> do not apply a noisy signal to an RPi input and expect reliable results.
No signals, nor ground nor power are completely free of noise.
> Hysteresis protects inputs from a slow monotonic transition, not a noisy one.
One of the key protections that a Schmitt input provides is against noise during what would otherwise be the near-metastable input voltage range. And one particular variety of that noise to be avoided is noise on the power/ground caused by the current spike of the slow transition-in-progress of this particular input and its downstream stages shorting the power supply. This supply noise couples back to the input and results in oscillation and a burst of transitions at the output. And that's not the only source of noise.
> All digital systems are susceptible to metastability. If an input isn't held at a defined logic level for the specified length of time before the sample clock edge...

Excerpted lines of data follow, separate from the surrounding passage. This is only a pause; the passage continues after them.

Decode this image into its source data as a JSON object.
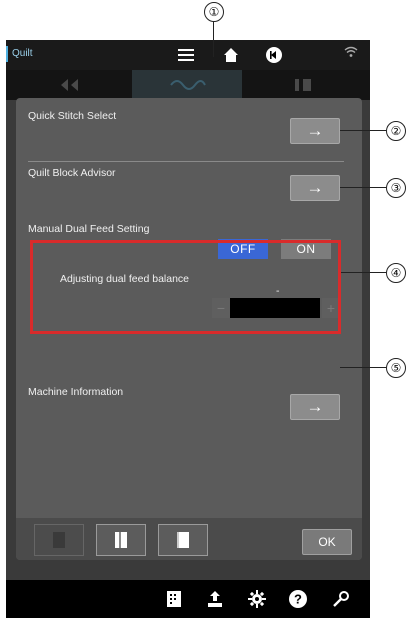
{
  "topbar": {
    "title": "Quilt"
  },
  "dialog": {
    "quick_stitch": {
      "label": "Quick Stitch Select",
      "button": "→"
    },
    "quilt_block": {
      "label": "Quilt Block Advisor",
      "button": "→"
    },
    "dual_feed": {
      "label": "Manual Dual Feed Setting",
      "off_label": "OFF",
      "on_label": "ON",
      "selected": "OFF",
      "balance_label": "Adjusting dual feed balance",
      "balance_value": "-",
      "minus_label": "−",
      "plus_label": "+"
    },
    "machine_info": {
      "label": "Machine Information",
      "button": "→"
    },
    "ok_label": "OK"
  },
  "callouts": [
    "①",
    "②",
    "③",
    "④",
    "⑤"
  ],
  "colors": {
    "accent_selected": "#3a67d6",
    "highlight_box": "#d92b2b",
    "dialog_bg": "#5b5b5b"
  },
  "icons": [
    "menu-icon",
    "home-icon",
    "back-icon",
    "wifi-icon",
    "stitch-chart-icon",
    "upload-icon",
    "gear-icon",
    "help-icon",
    "wrench-icon"
  ]
}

Right -- one might distinguish two parts to the metastability problem: (a) a slowly transitioning input that passes through the the metastable range of a subsequent (non-clocked) stage, and (b) an input that transitions slowly or rapidly, at a time that fails to meet setup and hold for a clocked stage. A Schmitt input helps explicitly the (a) part of the problem, and for slow signals greatly improves the statistics for the (b) part of the problem, but doesn't eliminated it. For GPIOs which have no accompanying clock, one would hope that the SoC contains synchronizer stages to address the type (b) problem. (Various ATMEGA and ARM literature indeed show such synchronizers on GPIOs and interrupt inputs).

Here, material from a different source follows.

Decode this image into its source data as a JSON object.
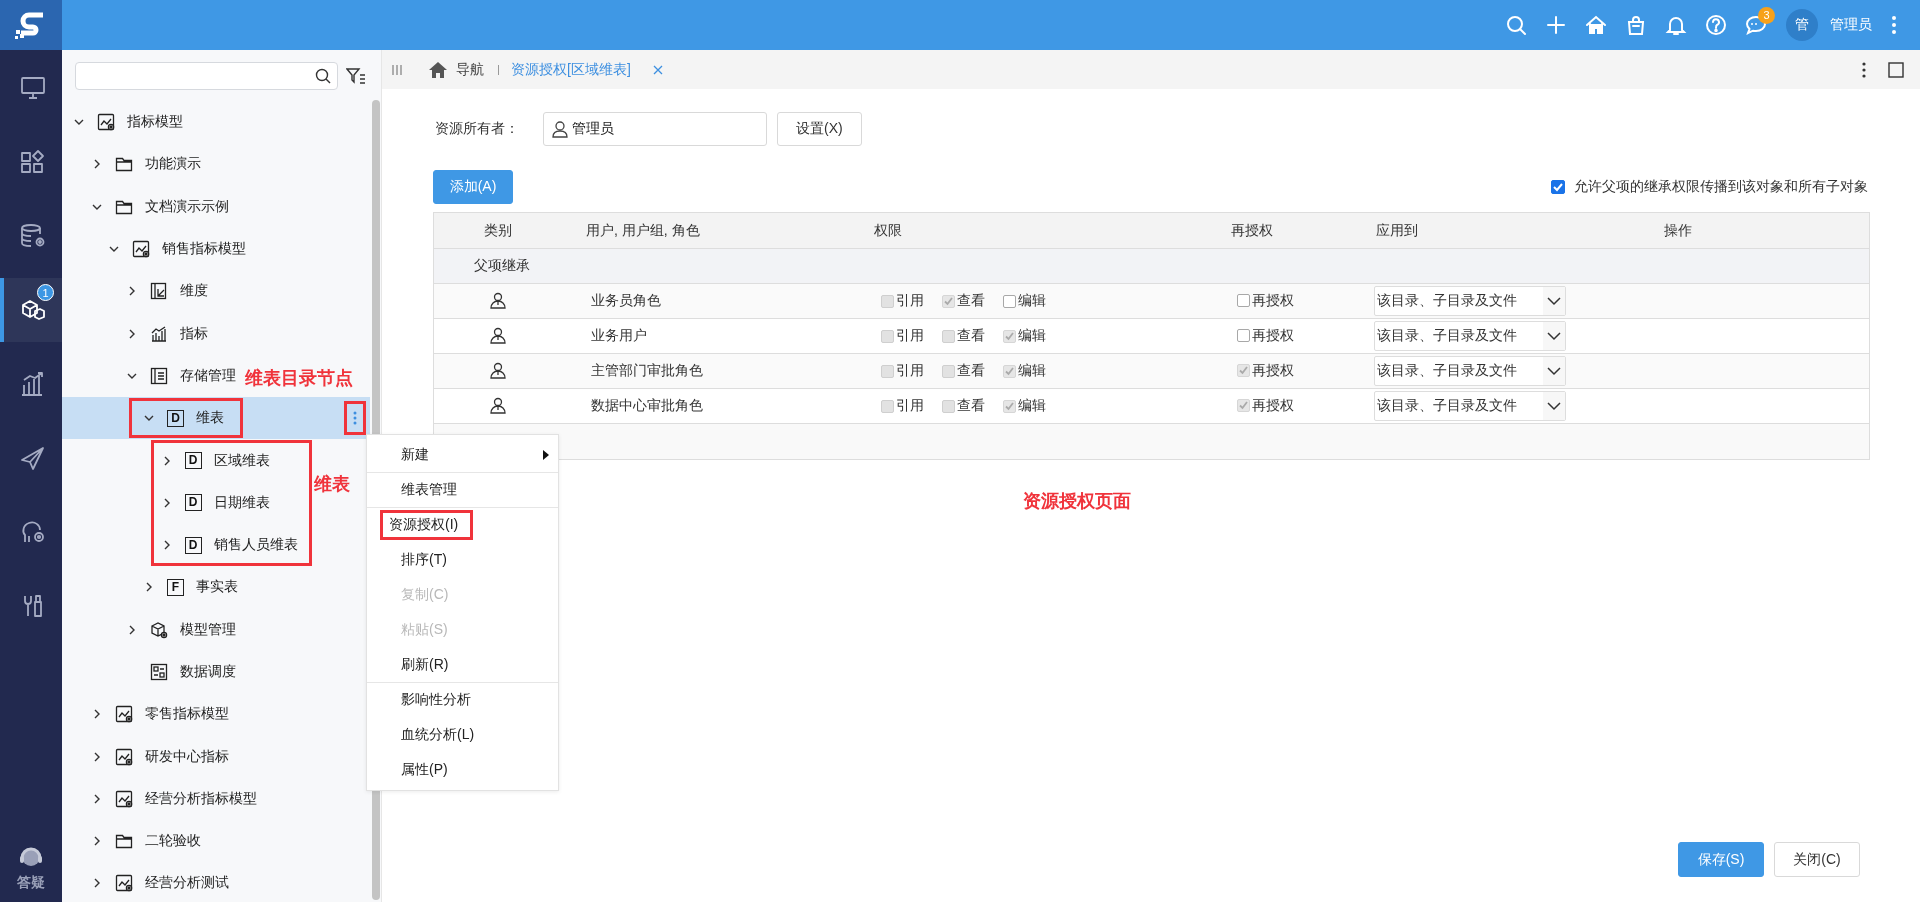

> If you have a noisy signal, by definition that's analogue
At some level, all signals are analog!
>and you need to make it non-noisy before applying it to a digital input. You must not rely on a little bit of input hysteresis to eliminate noise.
Yet all signals include noise. And consequently Schmitt trigger ICs tout their noise immunity as a feature. See for example https://assets.nexperia.com/documents/d ... 4LVT14.pdf "it has a greater noise margin than conventional inverters"... "High noise immunity".
> There is no need for the hysteresis on the RPi inputs to be specified,
For what it's worth, I've accepted that RPi foundation doesn't have that spec, and there's no benefit to pressing the point.
> you must supply input signals that meet the logic high and low voltage specifications.
> If your actual signals don't match the specifications, you need to provide conditioning before they get to the RPi.
Sure, regardless of hysteresis, the basic logic level specs have to be met, and RPi foundation published those specs. Yay!